Rhode Island will lift its statewide indoor mask and proof-of-vaccination requirements for  businesses and other indoor public places beginning this Friday (2/11), Governor Daniel J. McKee said Wednesday.

The governor also plans to end the statewide masking mandate in schools on March 4. That would leave it up to school districts to decide whether or not to require masking.

Providence, the state’s largest school district, announced Friday that it will continue to require all students and staff to wear masks after the statewide mandate expires on March 4. 

With the recent decline in COVID-19 cases and hospitalizations and with nearly 80% of residents fully vaccinated, McKee said, “we can safely make the shift, which also puts us in line with other New England states.”

McKee said the decision was made after looking closely at trend data with the state Department of Health, and in consultation with the state Department of Education and Rhode Island Commerce. He said his team also has been meeting with stakeholders including the Rhode Island School Superintendents Association, Rhode Island Association of School Committees, the Rhode Island League of Cities and Town and union leaders.

Rhode Island is one of more than a half-dozen, including Massachusetts and Connecticut, that as of Wednesday had announced plans to lift their mask mandate for schools. Massachusetts will lift its school masking mandate on Feb. 28.  The others are New Jersey, New York, Delaware, Oregon and California.

McKee said that the decision to wait until March 4 to lift the school masking mandate was to allow school districts time to plan and parents time to get their kids vaccinated. “It’s all about having flexibility,” McKee said, “and emphasizing personal responsibility.”

The decision requires the General Assembly to approve a 45-day extension of the governor’s emergency authority, which expires on Feb. 14. If that extension is not approved, the school mask mandate would also end next week when his emergency authority expires, Alana O’Hare, a spokeswoman for McKee said.

Discussions are still underway on the timeline for lifting masking requirements in state offices, O’Hare said. It’s not expected to be later than March 4, she said.

Dr. James McDonald, the state interim health director, said that the pandemic has shifted to a “preventable, treatable disease” and the state has to “find a new balance” and “a little bit of perspective” in its response.

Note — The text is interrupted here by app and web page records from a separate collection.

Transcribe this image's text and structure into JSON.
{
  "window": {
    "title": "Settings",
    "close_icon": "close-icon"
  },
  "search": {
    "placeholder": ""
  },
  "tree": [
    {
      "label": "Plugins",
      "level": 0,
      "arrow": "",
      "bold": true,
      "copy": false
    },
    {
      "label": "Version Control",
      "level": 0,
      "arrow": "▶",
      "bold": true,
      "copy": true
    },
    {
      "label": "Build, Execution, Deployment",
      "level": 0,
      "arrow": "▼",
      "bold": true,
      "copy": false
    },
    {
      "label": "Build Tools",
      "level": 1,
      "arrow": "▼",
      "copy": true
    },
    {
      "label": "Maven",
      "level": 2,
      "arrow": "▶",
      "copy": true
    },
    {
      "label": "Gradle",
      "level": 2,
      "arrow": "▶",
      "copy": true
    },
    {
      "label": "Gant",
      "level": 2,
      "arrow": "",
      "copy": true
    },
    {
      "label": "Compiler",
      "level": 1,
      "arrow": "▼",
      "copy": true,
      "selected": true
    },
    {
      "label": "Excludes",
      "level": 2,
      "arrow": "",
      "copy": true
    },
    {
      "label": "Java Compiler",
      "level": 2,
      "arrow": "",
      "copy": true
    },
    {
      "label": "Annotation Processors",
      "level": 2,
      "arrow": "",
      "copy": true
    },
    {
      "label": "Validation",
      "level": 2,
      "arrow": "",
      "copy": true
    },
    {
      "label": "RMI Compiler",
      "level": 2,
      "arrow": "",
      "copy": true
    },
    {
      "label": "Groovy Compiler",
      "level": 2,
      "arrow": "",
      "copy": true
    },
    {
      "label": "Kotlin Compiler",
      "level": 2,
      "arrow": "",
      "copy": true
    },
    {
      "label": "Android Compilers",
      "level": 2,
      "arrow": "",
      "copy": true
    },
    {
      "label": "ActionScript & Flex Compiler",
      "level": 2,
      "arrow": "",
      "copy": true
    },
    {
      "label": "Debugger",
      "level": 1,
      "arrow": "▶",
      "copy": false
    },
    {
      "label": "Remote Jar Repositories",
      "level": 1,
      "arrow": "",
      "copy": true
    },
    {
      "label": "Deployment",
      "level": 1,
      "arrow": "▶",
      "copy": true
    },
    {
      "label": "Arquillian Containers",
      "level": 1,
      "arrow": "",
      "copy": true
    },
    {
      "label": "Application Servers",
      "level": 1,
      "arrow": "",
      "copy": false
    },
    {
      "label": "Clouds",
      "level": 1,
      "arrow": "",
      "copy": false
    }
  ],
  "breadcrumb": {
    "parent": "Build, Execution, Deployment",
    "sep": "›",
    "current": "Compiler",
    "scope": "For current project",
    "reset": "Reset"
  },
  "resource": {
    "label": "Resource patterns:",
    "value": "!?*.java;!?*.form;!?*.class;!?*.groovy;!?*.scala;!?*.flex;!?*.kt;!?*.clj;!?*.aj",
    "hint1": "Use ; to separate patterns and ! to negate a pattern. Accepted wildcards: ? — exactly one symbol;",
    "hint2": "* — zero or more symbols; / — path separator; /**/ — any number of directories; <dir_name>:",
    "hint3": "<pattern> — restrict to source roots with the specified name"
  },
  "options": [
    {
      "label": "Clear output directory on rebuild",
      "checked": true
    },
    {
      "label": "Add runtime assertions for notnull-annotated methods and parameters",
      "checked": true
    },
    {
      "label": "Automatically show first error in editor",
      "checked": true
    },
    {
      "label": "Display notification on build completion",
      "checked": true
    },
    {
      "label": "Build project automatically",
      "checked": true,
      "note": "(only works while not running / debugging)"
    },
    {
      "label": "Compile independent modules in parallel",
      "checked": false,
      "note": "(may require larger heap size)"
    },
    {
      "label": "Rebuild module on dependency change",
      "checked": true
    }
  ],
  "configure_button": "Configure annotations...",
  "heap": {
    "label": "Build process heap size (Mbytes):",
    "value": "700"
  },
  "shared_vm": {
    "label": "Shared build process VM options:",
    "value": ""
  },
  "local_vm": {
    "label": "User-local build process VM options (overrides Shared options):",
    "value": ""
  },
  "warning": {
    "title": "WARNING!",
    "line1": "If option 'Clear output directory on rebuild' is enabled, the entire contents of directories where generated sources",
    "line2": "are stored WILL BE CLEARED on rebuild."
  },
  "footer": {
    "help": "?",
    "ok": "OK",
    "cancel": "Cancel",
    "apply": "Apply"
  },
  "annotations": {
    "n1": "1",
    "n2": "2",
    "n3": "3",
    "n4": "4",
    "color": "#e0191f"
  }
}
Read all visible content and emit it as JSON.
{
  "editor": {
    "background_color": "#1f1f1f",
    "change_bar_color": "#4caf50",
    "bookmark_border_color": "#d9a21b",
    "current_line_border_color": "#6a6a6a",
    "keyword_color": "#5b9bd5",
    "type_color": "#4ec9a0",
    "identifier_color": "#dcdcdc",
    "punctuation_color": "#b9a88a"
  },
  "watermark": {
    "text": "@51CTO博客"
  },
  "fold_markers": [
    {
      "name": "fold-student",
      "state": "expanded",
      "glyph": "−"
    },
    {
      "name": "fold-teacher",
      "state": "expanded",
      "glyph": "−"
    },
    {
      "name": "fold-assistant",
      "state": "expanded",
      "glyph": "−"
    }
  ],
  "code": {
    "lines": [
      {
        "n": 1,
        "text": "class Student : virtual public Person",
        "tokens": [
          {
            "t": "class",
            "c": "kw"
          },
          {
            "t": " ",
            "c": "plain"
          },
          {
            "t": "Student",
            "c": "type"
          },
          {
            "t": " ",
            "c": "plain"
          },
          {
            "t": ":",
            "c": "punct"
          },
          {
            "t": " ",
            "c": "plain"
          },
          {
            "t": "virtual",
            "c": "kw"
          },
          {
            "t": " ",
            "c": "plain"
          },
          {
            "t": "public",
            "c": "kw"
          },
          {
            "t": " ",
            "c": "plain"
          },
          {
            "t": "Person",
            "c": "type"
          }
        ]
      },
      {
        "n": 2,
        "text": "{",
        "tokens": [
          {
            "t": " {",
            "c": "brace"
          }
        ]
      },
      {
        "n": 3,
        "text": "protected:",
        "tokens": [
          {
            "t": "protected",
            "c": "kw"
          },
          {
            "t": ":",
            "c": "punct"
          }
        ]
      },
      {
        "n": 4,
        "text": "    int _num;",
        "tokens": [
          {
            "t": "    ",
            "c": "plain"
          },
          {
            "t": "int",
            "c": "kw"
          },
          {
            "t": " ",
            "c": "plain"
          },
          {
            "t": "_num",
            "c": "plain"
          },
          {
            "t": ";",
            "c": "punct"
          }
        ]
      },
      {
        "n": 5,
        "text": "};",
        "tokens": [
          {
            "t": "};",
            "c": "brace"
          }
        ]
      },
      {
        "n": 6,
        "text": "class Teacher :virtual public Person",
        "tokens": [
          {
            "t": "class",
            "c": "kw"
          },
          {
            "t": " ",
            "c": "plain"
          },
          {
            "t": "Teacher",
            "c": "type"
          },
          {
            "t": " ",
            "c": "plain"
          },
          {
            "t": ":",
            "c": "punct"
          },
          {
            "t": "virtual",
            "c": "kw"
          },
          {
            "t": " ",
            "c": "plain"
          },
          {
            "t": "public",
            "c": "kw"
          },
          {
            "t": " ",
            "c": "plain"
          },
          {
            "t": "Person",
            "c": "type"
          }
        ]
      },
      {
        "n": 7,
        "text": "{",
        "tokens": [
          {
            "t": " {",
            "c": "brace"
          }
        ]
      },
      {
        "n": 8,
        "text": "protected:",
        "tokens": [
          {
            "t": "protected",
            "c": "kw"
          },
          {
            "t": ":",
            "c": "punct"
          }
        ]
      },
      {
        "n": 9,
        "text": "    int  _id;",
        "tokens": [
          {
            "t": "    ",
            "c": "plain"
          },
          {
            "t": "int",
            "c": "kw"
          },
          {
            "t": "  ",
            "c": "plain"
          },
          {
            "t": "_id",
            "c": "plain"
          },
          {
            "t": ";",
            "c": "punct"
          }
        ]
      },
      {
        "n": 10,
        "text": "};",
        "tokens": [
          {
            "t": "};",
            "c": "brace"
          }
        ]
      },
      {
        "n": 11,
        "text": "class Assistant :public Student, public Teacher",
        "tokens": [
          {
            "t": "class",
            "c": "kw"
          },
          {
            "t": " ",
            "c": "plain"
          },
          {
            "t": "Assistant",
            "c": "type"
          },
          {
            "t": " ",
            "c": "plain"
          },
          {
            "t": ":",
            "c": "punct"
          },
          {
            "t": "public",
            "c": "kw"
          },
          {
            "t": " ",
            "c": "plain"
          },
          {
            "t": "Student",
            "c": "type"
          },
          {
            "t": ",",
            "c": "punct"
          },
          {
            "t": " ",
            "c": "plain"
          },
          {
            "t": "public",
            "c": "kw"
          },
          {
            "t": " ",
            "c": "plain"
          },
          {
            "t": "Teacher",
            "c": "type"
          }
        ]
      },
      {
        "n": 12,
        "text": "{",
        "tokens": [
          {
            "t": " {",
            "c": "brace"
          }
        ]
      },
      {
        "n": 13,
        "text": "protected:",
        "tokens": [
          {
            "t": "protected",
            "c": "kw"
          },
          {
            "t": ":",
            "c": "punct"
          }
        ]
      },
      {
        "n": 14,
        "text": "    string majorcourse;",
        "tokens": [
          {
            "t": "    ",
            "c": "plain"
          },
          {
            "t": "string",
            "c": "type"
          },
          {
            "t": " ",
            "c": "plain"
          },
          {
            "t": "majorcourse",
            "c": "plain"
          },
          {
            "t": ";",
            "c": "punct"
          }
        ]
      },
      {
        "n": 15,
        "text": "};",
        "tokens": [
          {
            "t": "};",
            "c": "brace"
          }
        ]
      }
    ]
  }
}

 “What we're not saying is masks are no longer needed in schools,’’ McDonald said. “What we're talking about is like lifting a statewide mask mandate, returning this to local school districts, let local educational agencies make their own decisions.’’

The state Health Department will release its own recommendations, McDonald said, which health officials will discuss with the schools and others in state government. 

The vaccination rates in Rhode Island school districts vary widely. In Providence, the state’s largest district, the district’s vaccination rate is about 32%, compared with 78% in Barrington. In Central Falls, among the hardest-hit by the virus, the vaccination rate remains at about 31%. 

“We have to do better,” State Education Commissioner Angélica Infante-Green said. Speaking in English and Spanish, she urged parents to get their kids vaccinated.

“Right now where we are today we’re keeping the masks,” Infante-Green said. “I don’t know where we’ll be next week or the week after.”

McKee said that during the next few weeks the state will be “doubling down” on efforts to get vaccinated residents booster shots and educating residents about the importance of vaccinations. 

People who are unvaccinated who contract COVID-19 are hospitalized at more than three times the rate of those who are vaccinated, McKee said. “If you are unvaccinated,’’ he said, “we strongly recommend you continue wearing masks indoors.’’

Masking also is still recommended for immunocompromised people and those who have not received all the doses they are eligible for, including a booster dose, according to a joint statement released by McKee and state health officials.

This story has been updated.

Health reporter Lynn Arditi can be reached at larditi@thepublicsradio.org. Follow her on Twitter @LynnArditi

With reports by the Associated Press